Dan loved coaching Tim’s team, and they were a fun bunch of kids.  Tiny, but mighty.  We lived LL baseball for four years. (Many more before and after, but four with Tim in LL.)   Regular season, all-stars, tournaments, Blue Hill Fair – they just couldn’t get enough baseball.  The summer of 1990 was maybe the pinnacle of the LL experience for many of those involved.  It was a magical summer.  Father and son lobstered together by day and played baseball at night.  If they weren’t playing baseball, they were talking baseball, strategizing and preparing for the next big game.  As a catcher, Tim became the coach on the field, able to see the game only as one with experience can – at 12.  The highlight of this summer was making it to the State Tournament.  I well remember seeing them all -grandfather (my dad), father, and son as they looked over the beautiful new field they would be playing on, as they worked together, again – scorekeeper, coach, and player over the course of the tournament.  There were so many moments lived and memories made that are truly priceless from those few days.  Not just for them of course, but my story is about them, the fathers in this love story.  Love, time, and dedication: to youth baseball, to doing things well, to one another, sustained over time, through love.

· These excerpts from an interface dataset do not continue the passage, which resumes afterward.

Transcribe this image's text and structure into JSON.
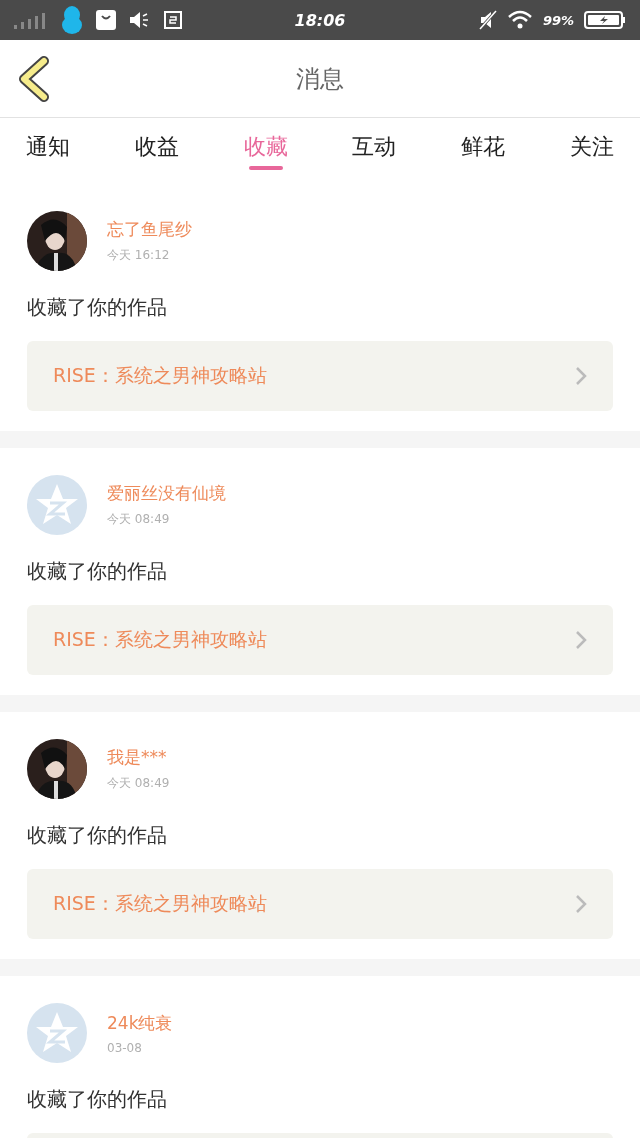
{
  "status_bar": {
    "time": "18:06",
    "battery": "99%"
  },
  "header": {
    "title": "消息"
  },
  "tabs": [
    {
      "label": "通知",
      "selected": false
    },
    {
      "label": "收益",
      "selected": false
    },
    {
      "label": "收藏",
      "selected": true
    },
    {
      "label": "互动",
      "selected": false
    },
    {
      "label": "鲜花",
      "selected": false
    },
    {
      "label": "关注",
      "selected": false
    }
  ],
  "messages": [
    {
      "name": "忘了鱼尾纱",
      "time": "今天 16:12",
      "action": "收藏了你的作品",
      "work": "RISE：系统之男神攻略站"
    },
    {
      "kind": "default",
      "name": "爱丽丝没有仙境",
      "time": "今天 08:49",
      "action": "收藏了你的作品",
      "work": "RISE：系统之男神攻略站"
    },
    {
      "name": "我是***",
      "time": "今天 08:49",
      "action": "收藏了你的作品",
      "work": "RISE：系统之男神攻略站"
    },
    {
      "kind": "default",
      "name": "24k纯衰",
      "time": "03-08",
      "action": "收藏了你的作品"
    }
  ]
}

Dan continued to coach Tim’s team until there weren’t teams for Tim to play on that he could  coach. Tim played in high school, American Legion ball, and in college.  His dad always there to watch him.  Love, time, and dedication – most of all love – from it the others come.  But the love story had been written and couldn’t end when a boy is 12 or 14 or when there isn’t a team to coach.  There’s always a team to coach!  Because when you’ve built something correctly and well, and you nurture it through the years, it not only sustains, but thrives, flourishes.  And so started a new chapter in this love story – father and son coaching together, son as coach with father helping.  It never matters to Dan.  As much as he loved coaching Tim, he loves coaching with Tim.  He admires his son’s knowledge and skills, the way he conducts himself, his way of working with youth. Dan talks with me about the things he can contribute to their shared passion when working together.  “What love and dedication,” I think! 

Dan’s early coaching led him to coaching many other youth sports over the years with our daughter Mandy and Tim, and even with our grandchildren beginning with PeeWee basketball 14 or 15 years ago.  This year, 36 years after that first season of baseball, he coached his granddaughters’ elementary school basketball teams with Tim and Mandy both working with him.  Love, time, and dedication: to youth sports, to doing things well, to one another, sustained over time,  all through love.

Today I think of my father and how very happy, and yes – proud he would be to know how this love story has flourished. Grandfather and father coaching the son.  Giving one another love, time, and dedication.  And doing it well.  May all children experience such love.  My timeless love story, never to end…

 

And yes Dad (and all you other Coastal LL baseball fans out there), even though they are coaching and playing for what was once their rival team, they won the league championship today!